'''
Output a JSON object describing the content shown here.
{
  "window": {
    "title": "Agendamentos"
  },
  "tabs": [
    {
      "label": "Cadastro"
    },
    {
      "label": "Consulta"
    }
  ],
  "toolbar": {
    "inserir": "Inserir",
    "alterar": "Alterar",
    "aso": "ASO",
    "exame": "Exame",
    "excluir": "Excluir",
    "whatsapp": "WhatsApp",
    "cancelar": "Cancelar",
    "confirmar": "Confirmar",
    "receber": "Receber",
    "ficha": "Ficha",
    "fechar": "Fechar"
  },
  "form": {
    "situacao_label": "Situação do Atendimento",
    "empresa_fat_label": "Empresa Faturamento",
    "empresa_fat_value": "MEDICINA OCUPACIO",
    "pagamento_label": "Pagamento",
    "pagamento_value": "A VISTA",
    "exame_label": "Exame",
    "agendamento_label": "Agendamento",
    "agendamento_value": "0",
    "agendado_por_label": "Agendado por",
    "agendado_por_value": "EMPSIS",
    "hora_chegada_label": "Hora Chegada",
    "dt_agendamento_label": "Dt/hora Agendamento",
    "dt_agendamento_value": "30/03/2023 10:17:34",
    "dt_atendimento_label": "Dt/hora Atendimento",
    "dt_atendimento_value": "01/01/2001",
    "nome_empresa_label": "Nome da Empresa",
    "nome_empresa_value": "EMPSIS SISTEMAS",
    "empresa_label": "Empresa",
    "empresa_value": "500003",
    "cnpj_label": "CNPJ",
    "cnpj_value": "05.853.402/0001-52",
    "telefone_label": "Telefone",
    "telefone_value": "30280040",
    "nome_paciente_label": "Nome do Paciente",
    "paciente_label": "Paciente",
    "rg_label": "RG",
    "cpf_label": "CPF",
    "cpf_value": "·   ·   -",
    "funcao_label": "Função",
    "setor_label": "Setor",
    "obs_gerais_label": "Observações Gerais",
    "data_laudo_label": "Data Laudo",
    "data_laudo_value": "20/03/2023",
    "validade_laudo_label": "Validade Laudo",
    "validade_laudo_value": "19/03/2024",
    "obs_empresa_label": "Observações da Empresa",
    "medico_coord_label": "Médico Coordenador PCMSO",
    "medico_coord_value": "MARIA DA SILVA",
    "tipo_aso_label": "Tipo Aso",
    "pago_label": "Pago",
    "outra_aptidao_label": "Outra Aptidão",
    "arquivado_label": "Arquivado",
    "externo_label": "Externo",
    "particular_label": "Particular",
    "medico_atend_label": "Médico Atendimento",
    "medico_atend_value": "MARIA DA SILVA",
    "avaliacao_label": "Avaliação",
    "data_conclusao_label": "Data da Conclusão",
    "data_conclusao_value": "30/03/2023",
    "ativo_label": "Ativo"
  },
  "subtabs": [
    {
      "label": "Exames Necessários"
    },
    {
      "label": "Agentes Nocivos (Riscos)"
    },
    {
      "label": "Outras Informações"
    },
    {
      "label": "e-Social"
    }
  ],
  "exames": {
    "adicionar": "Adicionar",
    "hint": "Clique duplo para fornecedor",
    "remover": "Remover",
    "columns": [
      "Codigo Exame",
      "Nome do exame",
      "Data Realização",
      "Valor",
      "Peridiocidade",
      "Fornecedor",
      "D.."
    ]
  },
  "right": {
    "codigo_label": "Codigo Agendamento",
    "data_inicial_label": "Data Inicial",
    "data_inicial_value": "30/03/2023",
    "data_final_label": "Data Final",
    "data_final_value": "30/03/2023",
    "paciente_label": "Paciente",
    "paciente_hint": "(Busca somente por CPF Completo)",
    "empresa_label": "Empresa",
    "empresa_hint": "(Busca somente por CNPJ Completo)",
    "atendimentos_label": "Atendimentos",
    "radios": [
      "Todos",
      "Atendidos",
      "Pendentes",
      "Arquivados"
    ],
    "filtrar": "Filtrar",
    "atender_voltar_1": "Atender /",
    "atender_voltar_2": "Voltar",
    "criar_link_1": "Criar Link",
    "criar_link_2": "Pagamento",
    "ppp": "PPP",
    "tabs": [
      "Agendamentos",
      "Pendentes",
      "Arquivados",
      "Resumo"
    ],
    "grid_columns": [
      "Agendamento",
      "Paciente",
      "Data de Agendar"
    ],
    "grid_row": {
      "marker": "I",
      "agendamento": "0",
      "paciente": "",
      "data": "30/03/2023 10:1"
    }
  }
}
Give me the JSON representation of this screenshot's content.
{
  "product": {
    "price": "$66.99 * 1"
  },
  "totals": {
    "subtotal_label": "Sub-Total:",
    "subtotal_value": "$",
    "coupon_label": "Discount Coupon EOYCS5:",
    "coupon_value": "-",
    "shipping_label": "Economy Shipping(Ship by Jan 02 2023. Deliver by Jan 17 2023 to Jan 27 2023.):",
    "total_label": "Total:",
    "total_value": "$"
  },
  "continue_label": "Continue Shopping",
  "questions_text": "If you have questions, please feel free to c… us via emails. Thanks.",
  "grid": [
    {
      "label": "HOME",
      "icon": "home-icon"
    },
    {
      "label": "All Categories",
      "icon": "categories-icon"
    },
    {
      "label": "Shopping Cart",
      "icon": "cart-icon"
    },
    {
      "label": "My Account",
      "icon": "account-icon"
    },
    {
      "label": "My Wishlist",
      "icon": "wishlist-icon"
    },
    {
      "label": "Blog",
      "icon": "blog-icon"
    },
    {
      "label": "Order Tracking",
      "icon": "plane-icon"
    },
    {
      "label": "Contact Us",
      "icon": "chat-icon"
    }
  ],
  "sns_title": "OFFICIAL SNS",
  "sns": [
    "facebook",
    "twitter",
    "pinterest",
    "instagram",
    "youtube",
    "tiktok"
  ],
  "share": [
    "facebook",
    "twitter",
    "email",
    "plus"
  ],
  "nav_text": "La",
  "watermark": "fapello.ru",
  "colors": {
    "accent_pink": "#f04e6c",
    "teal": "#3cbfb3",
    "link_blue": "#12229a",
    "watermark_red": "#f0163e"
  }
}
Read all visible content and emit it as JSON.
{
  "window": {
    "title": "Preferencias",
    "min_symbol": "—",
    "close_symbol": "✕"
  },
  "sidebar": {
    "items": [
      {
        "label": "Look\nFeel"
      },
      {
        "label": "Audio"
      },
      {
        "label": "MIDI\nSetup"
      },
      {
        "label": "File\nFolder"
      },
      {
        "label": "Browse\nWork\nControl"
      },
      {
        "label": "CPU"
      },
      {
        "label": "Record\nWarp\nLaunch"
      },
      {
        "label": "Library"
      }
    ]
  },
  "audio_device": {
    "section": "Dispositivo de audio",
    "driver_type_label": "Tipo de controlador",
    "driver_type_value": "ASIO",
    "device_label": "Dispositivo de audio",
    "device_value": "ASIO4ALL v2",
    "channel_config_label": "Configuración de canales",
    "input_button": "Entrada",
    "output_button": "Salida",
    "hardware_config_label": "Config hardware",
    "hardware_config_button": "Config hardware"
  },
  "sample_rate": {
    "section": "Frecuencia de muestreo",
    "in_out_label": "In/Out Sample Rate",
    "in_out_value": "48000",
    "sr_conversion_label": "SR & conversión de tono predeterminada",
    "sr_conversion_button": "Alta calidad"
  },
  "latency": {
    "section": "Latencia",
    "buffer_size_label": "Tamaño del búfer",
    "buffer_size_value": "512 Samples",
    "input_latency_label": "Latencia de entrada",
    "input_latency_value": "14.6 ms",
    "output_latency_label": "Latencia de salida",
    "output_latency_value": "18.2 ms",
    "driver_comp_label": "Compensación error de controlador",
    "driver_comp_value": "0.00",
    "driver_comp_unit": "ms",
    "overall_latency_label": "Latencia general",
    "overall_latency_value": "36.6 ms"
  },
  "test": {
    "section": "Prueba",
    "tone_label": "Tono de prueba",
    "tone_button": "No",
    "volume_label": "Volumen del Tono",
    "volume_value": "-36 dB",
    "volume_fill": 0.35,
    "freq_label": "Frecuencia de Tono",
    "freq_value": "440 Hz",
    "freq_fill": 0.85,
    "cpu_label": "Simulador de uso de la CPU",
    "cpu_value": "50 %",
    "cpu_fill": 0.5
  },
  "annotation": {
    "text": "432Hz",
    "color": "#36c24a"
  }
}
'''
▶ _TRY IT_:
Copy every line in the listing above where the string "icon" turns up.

▶ _TASK SOLUTION_:
      "icon": "home-icon"
      "icon": "categories-icon"
      "icon": "cart-icon"
      "icon": "account-icon"
      "icon": "wishlist-icon"
      "icon": "blog-icon"
      "icon": "plane-icon"
      "icon": "chat-icon"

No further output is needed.